« Places to Find Developers in Exchange for Sweat Equity | How Good Angel Groups Work »

Eek – A Competitor Just Raised $50 Million – Now What?

Today’s great post(s) come from Ken Gaebler and are titled My Competitor Raised $50 Million – Great! and conversely My Competitor Raised $50 Million – Yikes!  Ken did a nice job of being both an optimist and a pessimist around the issue – and addresses a bunch of the opportunities and concerns that ensue.

October 22nd, 2007 by     Categories: Great Posts    
  • http://NA sonali

    Growth of the Indian PE Market and the Future Outlook
    It is impossible to overlook the massive profits investors have earned in the Indian market over the past several years. As a result, private equity and venture capital firms are now aggressively looking to invest in India. According to research conducted by Evalueserve, the global research and analytics firm, there are more than 366 PE and VC firms currently operating in India and another 69 are planning to start operations soon. Although institutions, such as Risk Capital Foundation, IFCI, IDBI, and ICICI, were providing capital to Indian enterprises during 1976–95, the volume of investment made was not very impressive. However, the period 1996–2000 saw several international and domestic VC and PE firms raising capital internationally and investing in India. The worldwide dot-com boom propelled the rate of growth of investment in the country substantially; the total number of deals reached 280 in 2000. After a brief post dot-com pause, the party resumed in earnest in 2004.
    Since 2003, the Indian economy started growing at 8–9% annually in real terms and at 13–15% in nominal terms (including inflation). Some sectors (services and high-end manufacturing) started growing at 10–14% in real terms and 15–20% in nominal terms, thereby attracting VC-PE investment. VC-PE firms invested USD 1.65 billion in 2004, surpassing the investment of USD 1.16 billion in 2000 by 42%. Some of the salient developments in the market during 1996–2006 are as follows:
    • The number of deals grew exponentially from 5 in 1996 to 299 in 2006.
    • The deal value stood at USD 7,460 million in 2006 as compared to USD 20 million in 1996.
    Apart from the rapidly growing economy, an improved exit climate available to PE investors is another driver for investment growth.

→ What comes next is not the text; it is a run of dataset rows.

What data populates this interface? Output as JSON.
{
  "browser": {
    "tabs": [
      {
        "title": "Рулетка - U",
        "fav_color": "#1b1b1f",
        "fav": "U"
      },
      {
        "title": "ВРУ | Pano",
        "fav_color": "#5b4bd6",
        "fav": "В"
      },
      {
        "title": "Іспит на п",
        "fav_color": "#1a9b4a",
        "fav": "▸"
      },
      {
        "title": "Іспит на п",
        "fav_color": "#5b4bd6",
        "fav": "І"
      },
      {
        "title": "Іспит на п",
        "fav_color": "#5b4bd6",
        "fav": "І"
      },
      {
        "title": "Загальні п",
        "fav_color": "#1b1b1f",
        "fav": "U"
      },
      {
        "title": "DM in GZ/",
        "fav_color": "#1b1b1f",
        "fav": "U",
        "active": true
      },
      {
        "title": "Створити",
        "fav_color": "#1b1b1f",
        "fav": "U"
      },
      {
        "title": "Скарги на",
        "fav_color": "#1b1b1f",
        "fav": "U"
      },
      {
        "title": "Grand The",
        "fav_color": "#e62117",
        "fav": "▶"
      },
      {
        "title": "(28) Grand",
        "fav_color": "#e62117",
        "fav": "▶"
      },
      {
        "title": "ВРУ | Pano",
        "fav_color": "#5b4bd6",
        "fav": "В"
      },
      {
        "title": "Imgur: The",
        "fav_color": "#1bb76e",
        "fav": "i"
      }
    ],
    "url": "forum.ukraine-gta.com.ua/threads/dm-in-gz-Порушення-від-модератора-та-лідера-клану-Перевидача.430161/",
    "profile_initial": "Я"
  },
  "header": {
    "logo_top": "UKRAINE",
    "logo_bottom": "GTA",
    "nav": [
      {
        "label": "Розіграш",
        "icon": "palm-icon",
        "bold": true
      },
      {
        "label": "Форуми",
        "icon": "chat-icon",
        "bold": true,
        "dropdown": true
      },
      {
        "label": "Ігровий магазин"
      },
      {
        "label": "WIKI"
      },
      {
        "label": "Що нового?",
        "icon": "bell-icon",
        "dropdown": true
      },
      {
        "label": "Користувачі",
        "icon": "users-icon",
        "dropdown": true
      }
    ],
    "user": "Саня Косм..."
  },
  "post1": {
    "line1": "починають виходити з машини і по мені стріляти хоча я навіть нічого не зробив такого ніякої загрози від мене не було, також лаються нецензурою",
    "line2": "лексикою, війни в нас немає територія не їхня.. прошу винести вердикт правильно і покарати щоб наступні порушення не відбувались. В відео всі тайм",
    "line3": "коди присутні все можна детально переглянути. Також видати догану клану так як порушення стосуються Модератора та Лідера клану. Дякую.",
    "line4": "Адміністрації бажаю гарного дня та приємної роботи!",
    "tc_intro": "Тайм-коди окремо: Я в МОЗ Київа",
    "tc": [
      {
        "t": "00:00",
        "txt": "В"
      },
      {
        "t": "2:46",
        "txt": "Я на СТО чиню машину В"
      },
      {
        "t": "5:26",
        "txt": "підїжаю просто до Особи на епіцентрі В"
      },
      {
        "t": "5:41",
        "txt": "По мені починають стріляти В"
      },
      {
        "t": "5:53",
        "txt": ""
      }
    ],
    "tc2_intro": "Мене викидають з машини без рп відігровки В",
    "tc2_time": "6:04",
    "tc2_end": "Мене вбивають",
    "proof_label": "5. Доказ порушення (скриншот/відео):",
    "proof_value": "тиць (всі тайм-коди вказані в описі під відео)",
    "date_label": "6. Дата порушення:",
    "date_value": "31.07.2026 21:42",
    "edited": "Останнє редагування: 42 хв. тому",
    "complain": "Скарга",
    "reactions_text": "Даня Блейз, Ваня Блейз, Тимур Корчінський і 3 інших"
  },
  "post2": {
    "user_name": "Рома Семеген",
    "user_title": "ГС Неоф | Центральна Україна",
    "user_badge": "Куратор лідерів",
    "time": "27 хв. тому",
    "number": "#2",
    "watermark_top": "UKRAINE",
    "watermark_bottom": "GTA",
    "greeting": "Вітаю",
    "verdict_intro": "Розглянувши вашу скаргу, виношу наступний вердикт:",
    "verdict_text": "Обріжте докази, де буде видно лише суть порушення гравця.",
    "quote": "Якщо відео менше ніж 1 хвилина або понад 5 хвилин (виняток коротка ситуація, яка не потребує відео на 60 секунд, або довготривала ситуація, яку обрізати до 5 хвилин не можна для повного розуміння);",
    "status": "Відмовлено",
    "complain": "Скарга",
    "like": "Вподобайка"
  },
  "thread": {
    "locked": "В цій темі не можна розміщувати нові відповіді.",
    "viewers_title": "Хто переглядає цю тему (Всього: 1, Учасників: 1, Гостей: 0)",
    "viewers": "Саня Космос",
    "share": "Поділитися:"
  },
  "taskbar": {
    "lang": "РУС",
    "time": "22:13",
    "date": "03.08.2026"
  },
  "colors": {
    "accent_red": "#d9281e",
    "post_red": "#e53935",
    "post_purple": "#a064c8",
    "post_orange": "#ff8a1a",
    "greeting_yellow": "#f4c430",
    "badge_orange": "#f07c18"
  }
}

Besides listing on stock exchanges, PE firms are increasingly opting for secondary buy-outs or sale to other PE firms as exit options.
    In the light of these developments, Evalueserve forecasts robust growth in PE-VC investment in India (both in terms of number and value) between the second half of 2007 and 2010. If the current trends continue, India would receive USD 13.5 billion in PE funding during 2007, thereby becoming one of the top 7 countries receiving such funding in 2007. Furthermore, this funding could rise to almost USD 20 billion in 2010. The PE-VC firms have already amassed USD 48 billion for investment in the country during the next three and a half years, i.e., July 2007–December 2010.
    Moreover, several firms contacted by Evalueserve during the research mentioned that they would be willing to invest even more if they saw good investment opportunities. Furthermore, from a demand perspective, assuming an annual growth rate of 8%, an annual inflation of 5%, and a constant exchange rate of 40 Indian Rupees to one US Dollar, Evalueserve analysis shows that the Indian economy will grow from approximately USD 1,030 billion during the calendar year 2007 to approximately USD 5,040 billion in 2020 (in nominal terms). Therefore, it can easily absorb USD 60 billion during 2007–10 and as much as USD 490 billion during 2007–20.
    However, the future is difficult to predict as PE investments are based on a complex combination of macroeconomic, microeconomic, and financial policy-related factors, which affect the rational and emotional sentiments of the investor community. For example, an economic slow-down in the country or a tightening of liquidity around the world could lead to substantially lower PE investment. In addition, for such investments to be valuable and wealth-creating, they have to be broad-based and in diverse sectors (not limited only to IT and ITES, or the healthcare sector).